Work order =
Wherever the string "icon" shows up in the records below, return that line.

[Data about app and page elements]
──────────────────────────────

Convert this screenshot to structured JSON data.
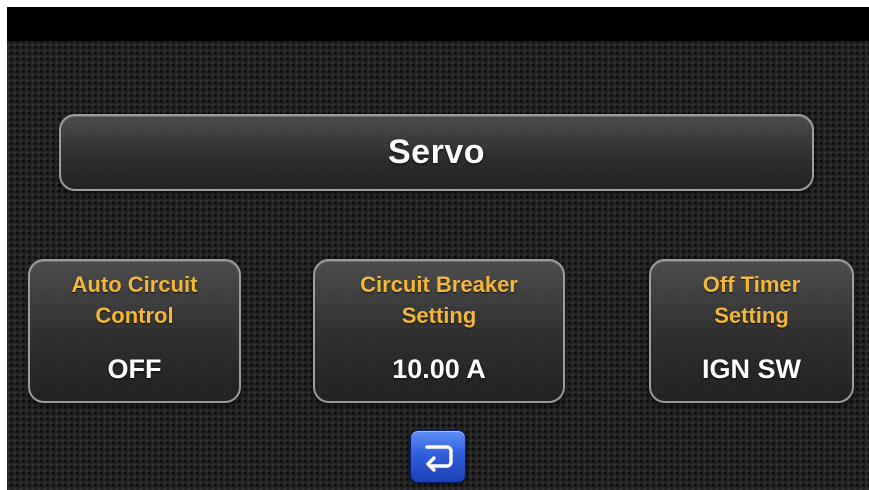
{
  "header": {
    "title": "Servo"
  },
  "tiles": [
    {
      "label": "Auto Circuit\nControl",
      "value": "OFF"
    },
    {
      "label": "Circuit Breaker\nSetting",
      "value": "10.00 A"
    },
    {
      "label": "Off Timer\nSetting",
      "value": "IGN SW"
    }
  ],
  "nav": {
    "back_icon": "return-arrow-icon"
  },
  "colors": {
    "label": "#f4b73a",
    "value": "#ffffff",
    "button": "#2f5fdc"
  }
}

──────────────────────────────

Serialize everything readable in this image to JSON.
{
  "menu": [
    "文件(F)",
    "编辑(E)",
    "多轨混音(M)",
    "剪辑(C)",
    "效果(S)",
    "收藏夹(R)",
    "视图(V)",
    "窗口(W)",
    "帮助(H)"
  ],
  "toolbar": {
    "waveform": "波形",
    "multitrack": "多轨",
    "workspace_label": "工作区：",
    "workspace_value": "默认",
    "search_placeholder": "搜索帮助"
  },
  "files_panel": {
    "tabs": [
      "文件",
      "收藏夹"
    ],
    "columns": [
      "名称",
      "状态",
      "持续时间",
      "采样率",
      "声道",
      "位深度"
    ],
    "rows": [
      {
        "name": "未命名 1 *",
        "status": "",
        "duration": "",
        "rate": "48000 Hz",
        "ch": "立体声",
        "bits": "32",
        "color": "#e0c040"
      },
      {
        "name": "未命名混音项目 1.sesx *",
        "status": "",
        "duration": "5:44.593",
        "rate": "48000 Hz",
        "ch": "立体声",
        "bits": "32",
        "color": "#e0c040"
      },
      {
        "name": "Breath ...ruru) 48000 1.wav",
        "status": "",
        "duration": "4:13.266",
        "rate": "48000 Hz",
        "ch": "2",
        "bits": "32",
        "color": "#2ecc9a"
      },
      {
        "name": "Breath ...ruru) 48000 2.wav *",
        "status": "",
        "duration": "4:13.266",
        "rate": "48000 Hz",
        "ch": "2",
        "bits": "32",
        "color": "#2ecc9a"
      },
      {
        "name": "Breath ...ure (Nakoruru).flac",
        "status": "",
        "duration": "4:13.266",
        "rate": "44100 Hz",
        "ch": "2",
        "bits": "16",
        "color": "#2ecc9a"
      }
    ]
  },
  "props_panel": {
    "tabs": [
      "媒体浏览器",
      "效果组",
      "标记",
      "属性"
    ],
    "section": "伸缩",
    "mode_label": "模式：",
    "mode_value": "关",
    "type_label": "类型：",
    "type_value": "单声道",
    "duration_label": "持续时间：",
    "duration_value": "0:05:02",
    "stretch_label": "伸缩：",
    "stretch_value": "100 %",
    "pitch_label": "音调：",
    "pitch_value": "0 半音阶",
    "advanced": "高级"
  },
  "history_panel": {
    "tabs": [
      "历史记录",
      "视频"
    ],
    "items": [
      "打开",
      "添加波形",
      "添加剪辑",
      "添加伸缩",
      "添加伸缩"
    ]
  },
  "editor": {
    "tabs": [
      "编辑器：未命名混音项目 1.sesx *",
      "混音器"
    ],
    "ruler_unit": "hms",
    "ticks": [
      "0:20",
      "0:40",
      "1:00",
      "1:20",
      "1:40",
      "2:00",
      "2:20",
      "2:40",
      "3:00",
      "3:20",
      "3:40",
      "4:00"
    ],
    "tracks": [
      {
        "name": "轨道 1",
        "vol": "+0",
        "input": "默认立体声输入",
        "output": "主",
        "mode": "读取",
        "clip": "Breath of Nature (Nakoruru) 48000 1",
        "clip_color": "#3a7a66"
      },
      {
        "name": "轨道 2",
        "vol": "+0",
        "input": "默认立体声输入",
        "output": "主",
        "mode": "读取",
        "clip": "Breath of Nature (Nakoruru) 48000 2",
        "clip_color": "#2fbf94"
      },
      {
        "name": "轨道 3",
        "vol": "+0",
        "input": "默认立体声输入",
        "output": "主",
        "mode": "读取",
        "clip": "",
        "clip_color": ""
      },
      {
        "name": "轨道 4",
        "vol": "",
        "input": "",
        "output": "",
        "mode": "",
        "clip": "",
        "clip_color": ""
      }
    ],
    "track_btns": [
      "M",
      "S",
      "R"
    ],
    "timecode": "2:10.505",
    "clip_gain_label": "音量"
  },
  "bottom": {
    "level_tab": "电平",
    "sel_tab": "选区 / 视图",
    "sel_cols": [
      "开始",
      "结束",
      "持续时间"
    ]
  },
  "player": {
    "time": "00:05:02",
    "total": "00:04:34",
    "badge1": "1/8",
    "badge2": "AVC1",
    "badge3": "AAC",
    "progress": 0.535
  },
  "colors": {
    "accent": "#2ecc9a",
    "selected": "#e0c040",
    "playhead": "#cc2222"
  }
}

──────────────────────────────

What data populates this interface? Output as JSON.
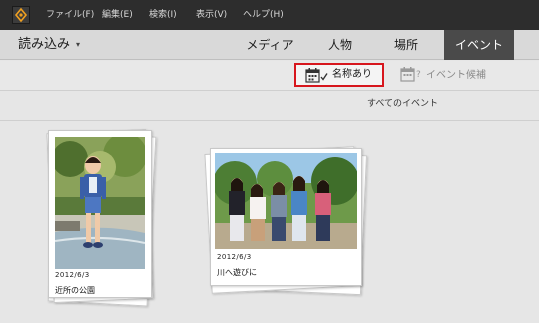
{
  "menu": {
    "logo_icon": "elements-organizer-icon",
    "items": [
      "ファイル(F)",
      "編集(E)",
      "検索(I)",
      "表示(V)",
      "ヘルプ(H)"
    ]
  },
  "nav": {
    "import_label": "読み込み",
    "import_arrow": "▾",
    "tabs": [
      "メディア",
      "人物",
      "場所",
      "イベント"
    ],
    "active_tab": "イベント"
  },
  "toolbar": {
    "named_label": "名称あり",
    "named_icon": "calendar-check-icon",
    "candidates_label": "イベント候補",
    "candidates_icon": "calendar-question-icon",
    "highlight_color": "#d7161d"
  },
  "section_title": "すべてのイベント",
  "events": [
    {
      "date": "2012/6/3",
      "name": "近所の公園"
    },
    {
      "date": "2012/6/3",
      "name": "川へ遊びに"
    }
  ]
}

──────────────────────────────

Response area =
    "back_icon": "return-arrow-icon"
    "logo_icon": "elements-organizer-icon",
    "named_icon": "calendar-check-icon",
    "candidates_icon": "calendar-question-icon",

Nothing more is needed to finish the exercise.